How to Install Ubuntu in Windows

Here at MakeTechEasier, we’ve touched on Wubi here and there but have never really gone into detail on exactly what it can do and how it works. According to the website,

Wubi is an officially supported Ubuntu installer for Windows users that can bring you to the Linux world with a single click. Wubi allows you to install and uninstall Ubuntu as any other Windows application, in a simple and safe way…

That sums it up pretty well. You can use your Windows (98, 2000, XP, Vista) Control Panel to add/remove it as easily as any other Windows app.

The key thing about Wubi (Windows based Ubuntu Installer) is that you do not have to do any partitioning. It simply creates a file in Windows that both systems treat as if it’s a separate partition. You can choose the size of that file when you install.

In Windows, download the Wubi installer here. The initial options can be set at the main screen.

wubi-mainscreen

When choosing the drive to host your new Ubuntu installation, try to pick your C drive if possible. I’ve had nothing but bad luck trying to run a Wubi installation from a drive partition other than the one running Windows. Also, when it comes the deciding how much space to allocate to Ubuntu, I wouldn’t suggest going much below 20Gb if you plan to get much done.

Note the Desktop Environment option in the lower left corner.
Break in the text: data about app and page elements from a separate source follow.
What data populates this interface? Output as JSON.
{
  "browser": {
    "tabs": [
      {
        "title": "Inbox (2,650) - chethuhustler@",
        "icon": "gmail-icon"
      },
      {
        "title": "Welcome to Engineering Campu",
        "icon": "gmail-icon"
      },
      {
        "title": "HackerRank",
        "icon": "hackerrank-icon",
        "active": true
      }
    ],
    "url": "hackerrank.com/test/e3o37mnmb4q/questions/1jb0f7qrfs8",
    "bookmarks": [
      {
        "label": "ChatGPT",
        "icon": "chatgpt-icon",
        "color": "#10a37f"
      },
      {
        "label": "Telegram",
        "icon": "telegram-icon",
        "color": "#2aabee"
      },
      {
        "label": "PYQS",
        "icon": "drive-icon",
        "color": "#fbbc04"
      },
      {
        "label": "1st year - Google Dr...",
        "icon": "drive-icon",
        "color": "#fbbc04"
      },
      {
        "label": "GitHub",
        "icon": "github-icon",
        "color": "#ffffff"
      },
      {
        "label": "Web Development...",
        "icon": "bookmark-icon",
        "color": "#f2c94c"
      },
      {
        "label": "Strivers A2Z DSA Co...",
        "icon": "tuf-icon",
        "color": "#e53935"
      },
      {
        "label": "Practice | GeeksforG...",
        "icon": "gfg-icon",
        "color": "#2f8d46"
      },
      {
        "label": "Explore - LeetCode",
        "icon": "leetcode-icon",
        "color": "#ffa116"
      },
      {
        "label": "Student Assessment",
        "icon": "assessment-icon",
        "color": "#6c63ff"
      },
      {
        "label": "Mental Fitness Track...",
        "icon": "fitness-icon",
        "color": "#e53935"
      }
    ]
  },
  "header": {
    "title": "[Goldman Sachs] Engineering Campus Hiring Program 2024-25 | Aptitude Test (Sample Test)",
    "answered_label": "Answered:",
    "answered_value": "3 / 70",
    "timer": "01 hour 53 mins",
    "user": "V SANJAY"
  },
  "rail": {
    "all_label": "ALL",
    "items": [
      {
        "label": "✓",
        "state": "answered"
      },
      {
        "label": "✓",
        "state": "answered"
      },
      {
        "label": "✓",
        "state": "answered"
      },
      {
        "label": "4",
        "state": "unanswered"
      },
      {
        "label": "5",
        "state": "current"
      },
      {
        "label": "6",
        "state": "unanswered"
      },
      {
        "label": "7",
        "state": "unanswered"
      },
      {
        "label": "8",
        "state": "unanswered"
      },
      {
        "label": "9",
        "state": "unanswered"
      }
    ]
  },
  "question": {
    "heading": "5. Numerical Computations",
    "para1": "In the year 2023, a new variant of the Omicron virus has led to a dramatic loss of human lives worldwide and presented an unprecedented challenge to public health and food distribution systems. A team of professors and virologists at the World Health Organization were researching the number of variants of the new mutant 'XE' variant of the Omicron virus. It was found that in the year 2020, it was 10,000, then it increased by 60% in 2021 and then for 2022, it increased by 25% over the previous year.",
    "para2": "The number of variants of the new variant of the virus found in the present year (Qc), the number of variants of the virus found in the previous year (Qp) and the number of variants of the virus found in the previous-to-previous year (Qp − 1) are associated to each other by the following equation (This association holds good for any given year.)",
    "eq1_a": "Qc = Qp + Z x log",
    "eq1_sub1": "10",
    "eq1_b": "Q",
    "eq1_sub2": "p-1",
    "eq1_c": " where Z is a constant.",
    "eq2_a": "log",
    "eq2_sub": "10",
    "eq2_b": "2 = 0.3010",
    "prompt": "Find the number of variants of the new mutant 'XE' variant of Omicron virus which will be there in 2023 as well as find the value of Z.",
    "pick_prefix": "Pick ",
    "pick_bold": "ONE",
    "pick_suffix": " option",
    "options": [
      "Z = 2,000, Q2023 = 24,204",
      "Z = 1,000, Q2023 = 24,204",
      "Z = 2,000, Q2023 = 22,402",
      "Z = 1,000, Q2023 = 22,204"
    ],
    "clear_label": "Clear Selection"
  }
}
With Wubi, you have the option of four versions of Ubuntu:

  • Ubuntu – With GNOME, the standard option
  • Kubuntu – With KDE, a more “Windowsy” desktop
  • Xubuntu – With XFCE, more lightweight than GNOME or KDE
  • Mythbuntu – A PVR system using MythTV and XFCE

Once you’re ready to install, you’ll have to wait for the full ISO to download.

Downloading Ubuntu ISO

How it works

While we’re waiting for the download, we might as well go over exactly what’s happening. Instead of creating a partition to hold Linux and all its files, Wubi creates a loop device inside a file (typically C:\Ubuntu\disks\root.disk), which Windows treats as if it was a separate partition or hard drive.

When you boot the computer, you’ll see the Windows bootloader asking which OS to boot. If you choose Ubuntu, the Windows bootloader opens the file Wubi created earlier, and the Linux inside thinks it’s running on a typical Linux partition.

Finishing Up

I found that doing the Ubuntu 9.04 install over Wubi was quite comfortable and clear. I’ve suggested Wubi to a few potential converts, and I think I’ll continue to do so. In particular, I like how easy Wubi makes it to choose which of the various Ubuntu flavors to install. I think that makes it a little easier for people to try out something they’d otherwise never think to download. I look forward to seeing what the developers come up with in the future.